> [About this exercise]: How many lines within the records include the word "Sketch"? Only that number should be given.

(Element data from apps and pages)
-.-.-
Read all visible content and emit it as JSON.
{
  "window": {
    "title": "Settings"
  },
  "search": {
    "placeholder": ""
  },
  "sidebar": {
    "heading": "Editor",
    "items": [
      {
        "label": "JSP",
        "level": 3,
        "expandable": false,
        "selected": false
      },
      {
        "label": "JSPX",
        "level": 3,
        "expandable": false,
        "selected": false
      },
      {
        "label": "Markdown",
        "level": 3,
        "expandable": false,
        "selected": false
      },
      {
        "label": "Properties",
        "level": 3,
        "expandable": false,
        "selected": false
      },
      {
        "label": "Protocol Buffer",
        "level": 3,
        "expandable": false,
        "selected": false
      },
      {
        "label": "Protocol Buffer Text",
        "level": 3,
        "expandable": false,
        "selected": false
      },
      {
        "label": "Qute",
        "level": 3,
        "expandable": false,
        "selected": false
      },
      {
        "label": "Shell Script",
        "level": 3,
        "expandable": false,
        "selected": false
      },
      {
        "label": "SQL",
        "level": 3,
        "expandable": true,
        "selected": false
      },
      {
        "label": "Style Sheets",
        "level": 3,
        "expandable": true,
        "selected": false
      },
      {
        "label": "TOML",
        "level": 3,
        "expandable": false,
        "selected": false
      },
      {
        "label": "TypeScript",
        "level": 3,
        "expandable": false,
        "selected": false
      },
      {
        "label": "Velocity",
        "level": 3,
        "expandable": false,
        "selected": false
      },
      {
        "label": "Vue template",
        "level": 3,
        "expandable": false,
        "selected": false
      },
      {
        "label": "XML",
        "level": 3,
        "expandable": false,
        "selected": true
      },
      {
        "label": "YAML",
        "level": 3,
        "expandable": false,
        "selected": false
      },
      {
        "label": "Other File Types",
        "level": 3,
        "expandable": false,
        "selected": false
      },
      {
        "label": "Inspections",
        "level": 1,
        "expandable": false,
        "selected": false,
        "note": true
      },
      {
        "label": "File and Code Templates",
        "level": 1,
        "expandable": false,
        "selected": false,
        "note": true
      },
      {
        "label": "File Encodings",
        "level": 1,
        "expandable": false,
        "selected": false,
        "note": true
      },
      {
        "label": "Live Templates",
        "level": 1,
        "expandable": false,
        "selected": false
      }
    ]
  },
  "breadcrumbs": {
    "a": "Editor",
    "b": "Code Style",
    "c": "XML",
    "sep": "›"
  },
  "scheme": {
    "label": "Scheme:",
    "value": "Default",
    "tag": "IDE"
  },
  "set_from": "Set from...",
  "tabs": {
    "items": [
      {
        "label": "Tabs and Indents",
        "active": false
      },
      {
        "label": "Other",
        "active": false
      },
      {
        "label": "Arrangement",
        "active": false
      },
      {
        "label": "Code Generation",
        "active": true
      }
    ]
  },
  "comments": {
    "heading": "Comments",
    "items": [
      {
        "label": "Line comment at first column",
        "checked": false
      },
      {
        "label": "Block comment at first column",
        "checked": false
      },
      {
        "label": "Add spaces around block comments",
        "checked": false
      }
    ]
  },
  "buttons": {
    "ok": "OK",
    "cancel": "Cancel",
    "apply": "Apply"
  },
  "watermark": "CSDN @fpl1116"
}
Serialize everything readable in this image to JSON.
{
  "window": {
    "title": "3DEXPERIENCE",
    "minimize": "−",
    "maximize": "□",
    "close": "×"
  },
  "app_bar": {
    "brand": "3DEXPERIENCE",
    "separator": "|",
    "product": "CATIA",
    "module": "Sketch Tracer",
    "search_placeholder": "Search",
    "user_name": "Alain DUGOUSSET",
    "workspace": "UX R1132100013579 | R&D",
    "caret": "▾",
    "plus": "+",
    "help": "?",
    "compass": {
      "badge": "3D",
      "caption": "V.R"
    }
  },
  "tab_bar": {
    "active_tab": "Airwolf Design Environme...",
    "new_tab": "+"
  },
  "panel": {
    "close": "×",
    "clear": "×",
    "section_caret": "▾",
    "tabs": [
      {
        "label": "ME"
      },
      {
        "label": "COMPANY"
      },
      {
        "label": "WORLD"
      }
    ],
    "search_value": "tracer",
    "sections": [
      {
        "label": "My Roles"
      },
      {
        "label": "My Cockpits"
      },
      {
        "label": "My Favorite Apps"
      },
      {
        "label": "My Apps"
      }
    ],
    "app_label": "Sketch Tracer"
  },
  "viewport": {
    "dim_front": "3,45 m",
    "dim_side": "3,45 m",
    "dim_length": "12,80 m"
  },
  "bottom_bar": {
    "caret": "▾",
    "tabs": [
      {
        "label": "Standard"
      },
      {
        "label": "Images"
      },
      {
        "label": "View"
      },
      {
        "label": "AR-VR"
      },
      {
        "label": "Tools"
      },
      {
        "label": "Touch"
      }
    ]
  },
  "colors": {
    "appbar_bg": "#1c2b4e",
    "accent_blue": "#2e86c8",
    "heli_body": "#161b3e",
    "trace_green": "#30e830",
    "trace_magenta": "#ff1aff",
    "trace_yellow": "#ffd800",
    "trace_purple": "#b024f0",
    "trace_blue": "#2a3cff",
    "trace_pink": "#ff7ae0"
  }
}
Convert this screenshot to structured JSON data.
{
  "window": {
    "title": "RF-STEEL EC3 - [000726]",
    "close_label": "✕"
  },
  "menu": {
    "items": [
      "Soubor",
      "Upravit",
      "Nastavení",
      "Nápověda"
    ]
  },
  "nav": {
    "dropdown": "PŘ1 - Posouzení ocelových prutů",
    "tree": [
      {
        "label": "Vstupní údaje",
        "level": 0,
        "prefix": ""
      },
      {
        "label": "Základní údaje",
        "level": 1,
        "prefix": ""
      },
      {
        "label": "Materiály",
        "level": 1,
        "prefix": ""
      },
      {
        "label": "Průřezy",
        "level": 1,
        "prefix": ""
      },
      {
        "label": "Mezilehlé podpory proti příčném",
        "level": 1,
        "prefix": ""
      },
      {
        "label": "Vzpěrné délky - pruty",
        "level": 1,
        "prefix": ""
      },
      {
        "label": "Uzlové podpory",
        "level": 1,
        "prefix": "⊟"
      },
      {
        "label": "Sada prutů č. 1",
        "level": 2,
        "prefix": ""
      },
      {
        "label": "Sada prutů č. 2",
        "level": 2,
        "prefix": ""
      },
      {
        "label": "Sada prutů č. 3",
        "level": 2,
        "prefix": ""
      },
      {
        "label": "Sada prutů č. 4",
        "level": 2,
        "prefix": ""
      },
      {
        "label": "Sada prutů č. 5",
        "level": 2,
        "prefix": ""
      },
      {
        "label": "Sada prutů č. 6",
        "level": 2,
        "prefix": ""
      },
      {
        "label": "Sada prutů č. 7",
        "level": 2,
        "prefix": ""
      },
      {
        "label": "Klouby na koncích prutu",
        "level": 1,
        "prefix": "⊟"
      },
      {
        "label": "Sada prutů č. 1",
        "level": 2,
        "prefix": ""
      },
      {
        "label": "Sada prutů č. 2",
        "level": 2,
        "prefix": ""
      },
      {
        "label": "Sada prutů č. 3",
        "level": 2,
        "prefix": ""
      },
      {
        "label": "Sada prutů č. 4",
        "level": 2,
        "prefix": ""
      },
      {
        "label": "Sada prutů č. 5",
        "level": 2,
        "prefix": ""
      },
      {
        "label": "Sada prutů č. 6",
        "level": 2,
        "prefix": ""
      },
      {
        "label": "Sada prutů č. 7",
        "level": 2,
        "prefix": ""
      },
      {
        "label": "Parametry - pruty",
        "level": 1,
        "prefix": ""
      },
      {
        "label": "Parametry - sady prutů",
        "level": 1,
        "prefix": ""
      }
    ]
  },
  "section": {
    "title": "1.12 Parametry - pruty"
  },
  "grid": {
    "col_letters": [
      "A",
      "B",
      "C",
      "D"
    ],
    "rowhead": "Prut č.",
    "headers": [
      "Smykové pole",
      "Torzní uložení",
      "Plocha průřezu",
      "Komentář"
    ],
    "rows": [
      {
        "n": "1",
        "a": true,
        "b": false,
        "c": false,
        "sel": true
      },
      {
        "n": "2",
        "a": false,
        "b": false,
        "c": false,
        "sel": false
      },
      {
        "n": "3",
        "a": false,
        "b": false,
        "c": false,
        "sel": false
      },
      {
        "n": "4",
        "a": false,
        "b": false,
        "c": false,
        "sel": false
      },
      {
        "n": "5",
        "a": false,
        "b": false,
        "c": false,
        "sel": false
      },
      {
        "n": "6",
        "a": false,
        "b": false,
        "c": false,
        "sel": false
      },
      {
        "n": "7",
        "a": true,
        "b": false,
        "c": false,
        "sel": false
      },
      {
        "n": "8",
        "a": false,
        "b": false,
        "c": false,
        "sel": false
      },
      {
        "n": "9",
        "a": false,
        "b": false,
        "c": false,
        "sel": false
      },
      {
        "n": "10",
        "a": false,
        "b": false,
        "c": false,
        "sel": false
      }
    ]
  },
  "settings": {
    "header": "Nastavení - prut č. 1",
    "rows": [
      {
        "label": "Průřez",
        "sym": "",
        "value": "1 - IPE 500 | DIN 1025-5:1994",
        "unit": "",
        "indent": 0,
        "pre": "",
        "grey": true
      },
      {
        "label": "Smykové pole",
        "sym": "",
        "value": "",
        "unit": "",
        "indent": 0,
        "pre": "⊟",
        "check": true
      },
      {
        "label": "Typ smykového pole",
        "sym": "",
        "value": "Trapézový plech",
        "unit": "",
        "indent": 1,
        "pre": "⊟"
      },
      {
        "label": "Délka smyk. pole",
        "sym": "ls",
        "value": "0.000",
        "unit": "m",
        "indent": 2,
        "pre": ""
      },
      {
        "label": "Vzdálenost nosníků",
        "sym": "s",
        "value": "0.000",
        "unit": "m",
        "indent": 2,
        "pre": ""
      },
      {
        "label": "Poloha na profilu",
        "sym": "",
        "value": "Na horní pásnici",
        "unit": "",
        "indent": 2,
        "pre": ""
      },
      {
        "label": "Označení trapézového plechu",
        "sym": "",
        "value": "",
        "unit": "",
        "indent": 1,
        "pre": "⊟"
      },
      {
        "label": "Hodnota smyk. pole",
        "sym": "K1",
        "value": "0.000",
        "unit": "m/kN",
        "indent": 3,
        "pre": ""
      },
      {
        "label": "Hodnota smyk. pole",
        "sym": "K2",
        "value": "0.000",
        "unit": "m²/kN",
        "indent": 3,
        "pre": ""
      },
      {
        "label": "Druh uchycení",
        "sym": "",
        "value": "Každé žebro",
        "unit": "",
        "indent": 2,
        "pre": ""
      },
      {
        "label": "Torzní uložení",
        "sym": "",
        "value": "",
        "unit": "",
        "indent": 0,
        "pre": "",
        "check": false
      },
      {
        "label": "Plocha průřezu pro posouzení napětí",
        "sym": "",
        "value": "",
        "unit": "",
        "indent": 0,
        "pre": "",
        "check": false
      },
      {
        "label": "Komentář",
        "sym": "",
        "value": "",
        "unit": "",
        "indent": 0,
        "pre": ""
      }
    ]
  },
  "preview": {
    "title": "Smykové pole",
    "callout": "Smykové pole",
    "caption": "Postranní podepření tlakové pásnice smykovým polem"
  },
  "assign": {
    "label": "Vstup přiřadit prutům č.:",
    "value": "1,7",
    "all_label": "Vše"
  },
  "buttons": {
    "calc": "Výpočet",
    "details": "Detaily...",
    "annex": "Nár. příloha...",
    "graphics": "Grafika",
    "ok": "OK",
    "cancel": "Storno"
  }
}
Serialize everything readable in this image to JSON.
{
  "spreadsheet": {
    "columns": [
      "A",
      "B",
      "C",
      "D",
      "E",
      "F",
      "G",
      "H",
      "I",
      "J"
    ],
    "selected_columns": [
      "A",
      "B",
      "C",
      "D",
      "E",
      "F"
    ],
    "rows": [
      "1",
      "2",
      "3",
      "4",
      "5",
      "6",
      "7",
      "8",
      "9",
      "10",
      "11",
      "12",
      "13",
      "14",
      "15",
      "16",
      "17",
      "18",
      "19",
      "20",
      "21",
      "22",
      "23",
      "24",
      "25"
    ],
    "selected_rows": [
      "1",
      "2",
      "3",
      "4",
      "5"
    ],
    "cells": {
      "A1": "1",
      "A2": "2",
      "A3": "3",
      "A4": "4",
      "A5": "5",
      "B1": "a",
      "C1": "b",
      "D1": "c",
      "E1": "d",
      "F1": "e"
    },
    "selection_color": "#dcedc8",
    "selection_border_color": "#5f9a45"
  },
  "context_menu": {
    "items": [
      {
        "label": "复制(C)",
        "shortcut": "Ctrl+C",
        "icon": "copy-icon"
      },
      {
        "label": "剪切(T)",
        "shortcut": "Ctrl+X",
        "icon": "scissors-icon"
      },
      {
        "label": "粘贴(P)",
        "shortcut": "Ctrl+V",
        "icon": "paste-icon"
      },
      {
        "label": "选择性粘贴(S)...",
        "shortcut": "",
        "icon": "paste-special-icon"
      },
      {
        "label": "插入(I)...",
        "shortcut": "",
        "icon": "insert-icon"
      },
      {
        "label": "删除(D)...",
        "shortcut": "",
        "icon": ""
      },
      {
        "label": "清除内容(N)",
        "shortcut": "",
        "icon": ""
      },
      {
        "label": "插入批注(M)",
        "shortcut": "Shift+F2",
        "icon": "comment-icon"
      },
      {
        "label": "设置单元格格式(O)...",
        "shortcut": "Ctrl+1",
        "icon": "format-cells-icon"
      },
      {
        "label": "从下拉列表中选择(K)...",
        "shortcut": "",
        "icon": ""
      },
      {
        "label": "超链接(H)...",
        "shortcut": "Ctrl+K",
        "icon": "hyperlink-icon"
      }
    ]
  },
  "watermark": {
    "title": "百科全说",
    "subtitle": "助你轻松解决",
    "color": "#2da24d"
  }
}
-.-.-
> [Task result]: 2